subcase of spatial-prep


selff .phon  [Inthuw]


evokes Trajector-Landmark as tl

evokes Container as cont

evokes Source-Path-Goal as spg





simulation specification
Simulation specification
  • A simulation specification consists of:
  • schemas evoked by constructions
  • bindings between schemas
simulation based language understanding95



selff.phon [wakt]

meaning : Walk-Action


selfm.time before Context.speech-time

selfm..aspect  encapsulated

“Harry walked into the cafe.”


Analysis Process


General Knowledge



Belief State



Simulation-based language understanding
an experiment on image schemas
An experiment on Image Schemas
  • Richardson and Spivey (2003) operationalized this question by presenting participants with sentences and testing for spatial effects on concurrent perceptual tasks.
  • An interaction between linguistic and perceptual processing would support the idea that spatial representations are inherent to the conceptual representations derived from language comprehension (Barsalou, 1999).
example verbs
Example verbs

The servant argued with the master.

The storeowner increases the price.

The girl hopes for a pony.

The athlete succeeds at the tournament.

The miner pushes the cart.

aspect angles
Aspect angles
  • Vertical was 90 and horizontal 0.
    • Mean aspect angles were
    • (12=H, 42=Neutral, 69=V)
example verbs101
Example verbs

Forced choice

Free form

The servant argued with the master. 20 11 H

The storeowner increases the price. 85 75 V

The girl hopes for a pony. 55 36 V

The athlete succeeds at the tournament. 68 44V

The miner pushes the cart. 10 12 H


the experiment102
The experiment
  • Each trial began with a central fixation cross presented for 1000 ms. A sentence was presented binaurally through headphones.
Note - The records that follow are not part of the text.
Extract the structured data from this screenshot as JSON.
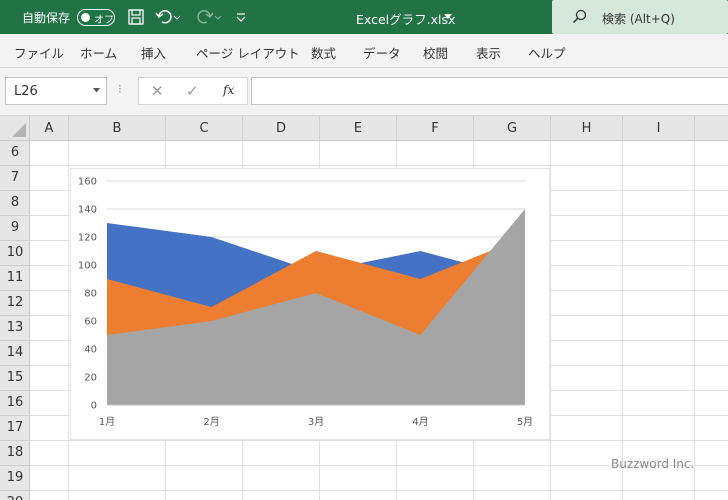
{
  "titlebar": {
    "autosave_label": "自動保存",
    "autosave_state": "オフ",
    "filename": "Excelグラフ.xlsx",
    "search_label": "検索 (Alt+Q)"
  },
  "menu": {
    "tabs": [
      "ファイル",
      "ホーム",
      "挿入",
      "ページ レイアウト",
      "数式",
      "データ",
      "校閲",
      "表示",
      "ヘルプ"
    ]
  },
  "formula_bar": {
    "name_box": "L26",
    "fx_label": "fx",
    "value": ""
  },
  "grid": {
    "columns": [
      "A",
      "B",
      "C",
      "D",
      "E",
      "F",
      "G",
      "H",
      "I"
    ],
    "rows": [
      "6",
      "7",
      "8",
      "9",
      "10",
      "11",
      "12",
      "13",
      "14",
      "15",
      "16",
      "17",
      "18",
      "19",
      "20"
    ]
  },
  "chart_data": {
    "type": "area",
    "categories": [
      "1月",
      "2月",
      "3月",
      "4月",
      "5月"
    ],
    "series": [
      {
        "values": [
          130,
          120,
          95,
          110,
          90
        ],
        "color": "#4472c4"
      },
      {
        "values": [
          90,
          70,
          110,
          90,
          120
        ],
        "color": "#ed7d31"
      },
      {
        "values": [
          50,
          60,
          80,
          50,
          140
        ],
        "color": "#a5a5a5"
      }
    ],
    "ylim": [
      0,
      160
    ],
    "yticks": [
      0,
      20,
      40,
      60,
      80,
      100,
      120,
      140,
      160
    ],
    "grid": true,
    "legend": "none"
  },
  "watermark": "Buzzword Inc.",
  "colors": {
    "titlebar": "#217346",
    "accent": "#217346"
  }
}
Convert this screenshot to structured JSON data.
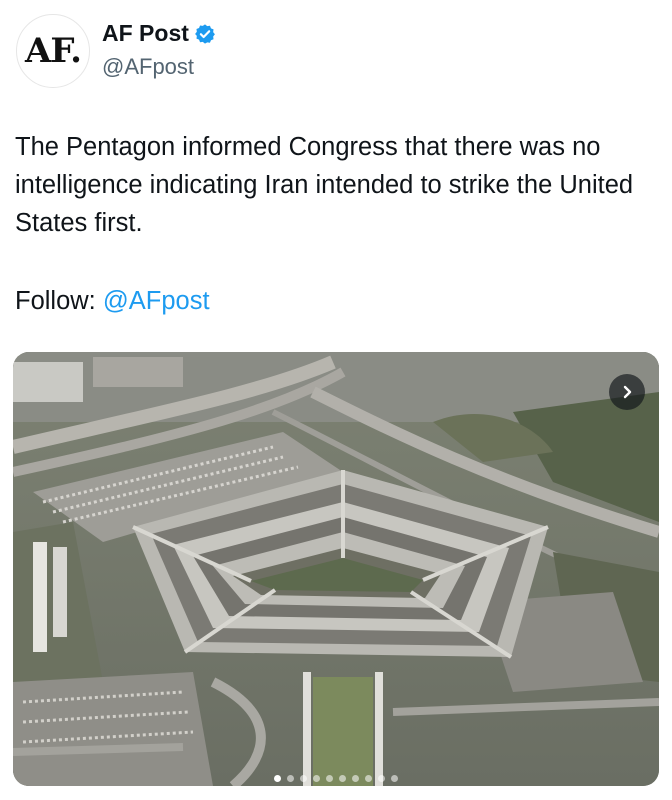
{
  "author": {
    "avatar_text": "AF.",
    "display_name": "AF Post",
    "handle": "@AFpost",
    "verified": true,
    "verified_color": "#1d9bf0"
  },
  "tweet": {
    "text": "The Pentagon informed Congress that there was no intelligence indicating Iran intended to strike the United States first.",
    "follow_label": "Follow:",
    "follow_mention": "@AFpost",
    "mention_color": "#1d9bf0"
  },
  "media": {
    "description_icon": "aerial-photo",
    "next_icon": "chevron-right-icon",
    "page_dot_count": 10,
    "active_dot_index": 0
  }
}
There was then a pause of 50, 100, 150 or 200 ms.
    • This randomized “jitter” was introduced, so that participants could not anticipate the onset of the target visual stimulus.
  • The target, a black circle or square, then appeared in either the top, bottom, left or right position, and remained on screen for 200 ms.
  • Participants were instructed to identify the stimulus as quickly as possible, pressing one key to indicate a circle and another to indicate a square.
  • Reaction times and accuracy rates were recorded.
  • The questions were interrogative forms of the filler sentences with an object substitution in half of the cases (e.g., “Did the dog fetch the ball/stick?”). Participants responded “yes” or “no” by pressing designated keys.
summary of result
Summary of Result
  • There is an interference effect when the verb category is vertical (from norming study) and the visual stimulus object is vertical.
  • Issues with the experiment?
language and thought
Language and Thought


  • We know thought (our cognitive processes) constrains the way we learn and use language
  • Does language also influence thought?
  • Benjamin Whorf argues yes
  • Psycholinguistics experiments have shown that linguistics categories influence thinking even in non-linguistics task


cognitive processes